DENVER - A group of political, environmental and business experts from Israel are visiting five western U.S. cities a week prior to Prime Minister Benjamin Netanyahu’s trip to Washington D.C. to meet with President Barack Obama.
Denver was one of their stops.
Dr. Eytan Gilboa, Chair and Academic Director of the Israel Public Diplomacy Forum, says their goal it get people to understand developments in the Middle East and how important it is for the U.S. to be engaged.
“There is so much violence, killing, murdering and extremism in the Middle East,” he said. “If it is not stopped there, it will come to the doorsteps of the Western World.”
Gilboa told Denver 7 that the main target of the Jihadists is not the Middle East, it’s the U.S.
“They feel the American way of life threatens their existence,” he said.
When asked how, he replied, “One example is women’s rights. Many of those Islamic extreme movements don’t think that women should have any rights. They should not work. They should not reveal themselves. They should not be free to move around and do whatever they want.”
Giboa said he believes the U.S. should restore the traditional alliance of pro American Arab states, Israel and moderate Muslim organizations “to defeat the threat of Islamic fundamentalism.”
He said Russia and Iran are trying to build a strategic axis from Tehran to Beirut, where Hezbollah controls Lebanon.
“I consider the threat of that axis as dangerous as the threat of the Islamic state,” he said. “Iran wants to overthrow American and pro-western regimes and wants to eliminate Israel… because it considers Israel an obstacle in its path toward domination and hegemony.”
When asked why Russia is so supportive of the current Syrian regime, Gilboa said it’s because Vladimir Putin wants access to a naval port on the Mediterranean, so Russia can counter NATO.
He said it’s possible that the Russian jetliner that crashed on the Sinai Peninsula Saturday was bombed, and that other jetliners could be targeted.
“I think those who are responsible for protecting civil aviation have to worry more than than they did in the period immediately after 9/11,” he said.
Dr. Ely Karmon, of the International Institute for Counter Terrorism, told Denver 7 that there has been a change in U.S. strategy in that region over the last 3 or 4 years.
“Sometimes, I would even say it's zig zagging,” he said, “even in disarray.”
He said several countries see the influence of the U.S. diminishing and Russia’s increasing.
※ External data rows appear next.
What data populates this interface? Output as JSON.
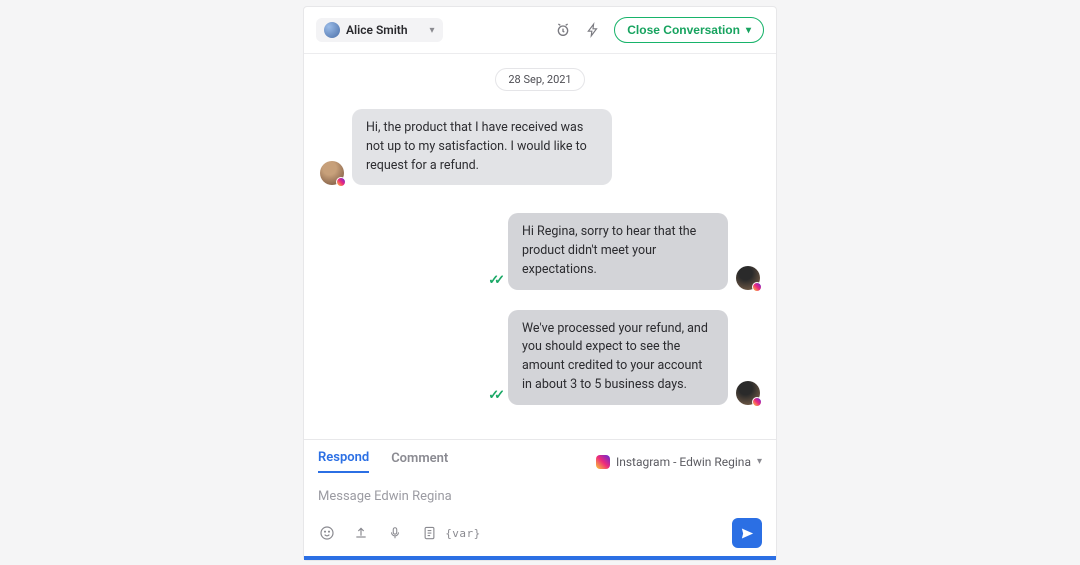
{
  "header": {
    "assignee_name": "Alice Smith",
    "close_label": "Close Conversation"
  },
  "date_sep": "28 Sep, 2021",
  "messages": {
    "m1": "Hi, the product that I have received was not up to my satisfaction. I would like to request for a refund.",
    "m2": "Hi Regina, sorry to hear that the product didn't meet your expectations.",
    "m3": "We've processed your refund, and you should expect to see the amount credited to your account in about 3 to 5 business days."
  },
  "composer": {
    "tab_respond": "Respond",
    "tab_comment": "Comment",
    "channel_label": "Instagram - Edwin Regina",
    "placeholder": "Message Edwin Regina",
    "var_label": "{var}"
  }
}
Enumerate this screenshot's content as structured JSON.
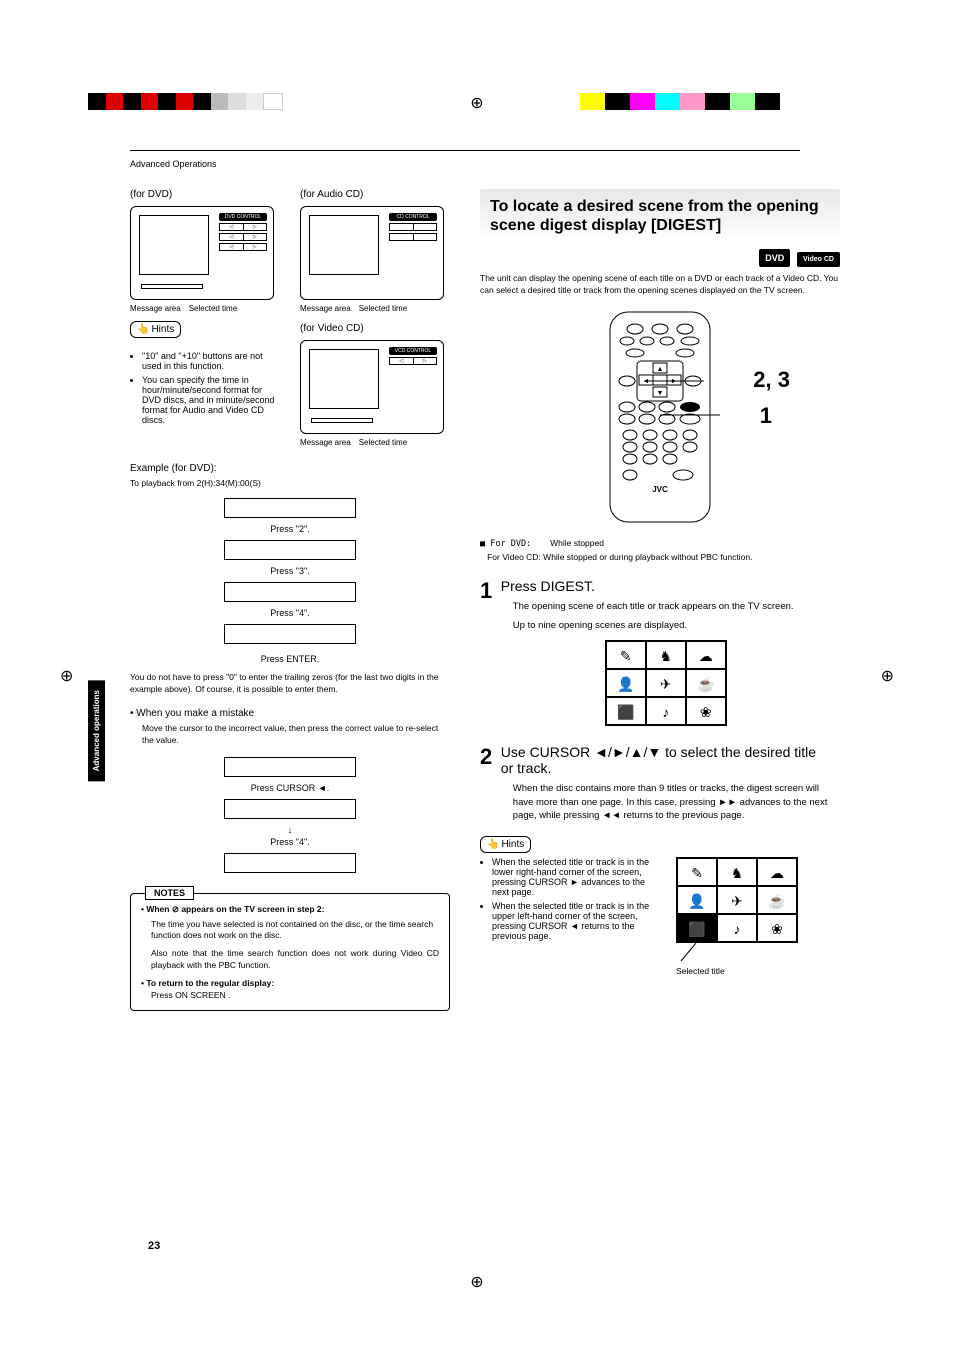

He said that’s not a good sign.
“For example,” Karmon said, “the Egyptians are going to buy weapons from Russia. We even see the Saudis looking to China to buy weapons. And this means the U.S. is probably losing ground in the region.”
Both men said Netanyahu’s trip to Washington will be a golden opportunity to repair damage to relations that have frayed over the last two years.
“At the personal level (Obama-Netanyahu) I don’t think there is any chance for reconciliation because of the poison that went into the relationship,” Gilboa said, “but the two leaders will discuss and will try to reach agreement on issues having to do with Iran, their violence and sponsorship of terrorism, and what to do if Iran violates the nuclear agreement.
He said the both countries will talk about what kind of military compensation Israel will get to strengthen it's ability to withstand Iranian manipulation.
He said the President and Prime Minister will also discuss Israeli-Palestinian negotiations.
“The U.S. will look at whether the time is right for another major peace initiative,” Gilboa said. “And the U.S. and Israel will discuss Russian intervention.
“Both will have to come up with strategies to deal with it,” he said.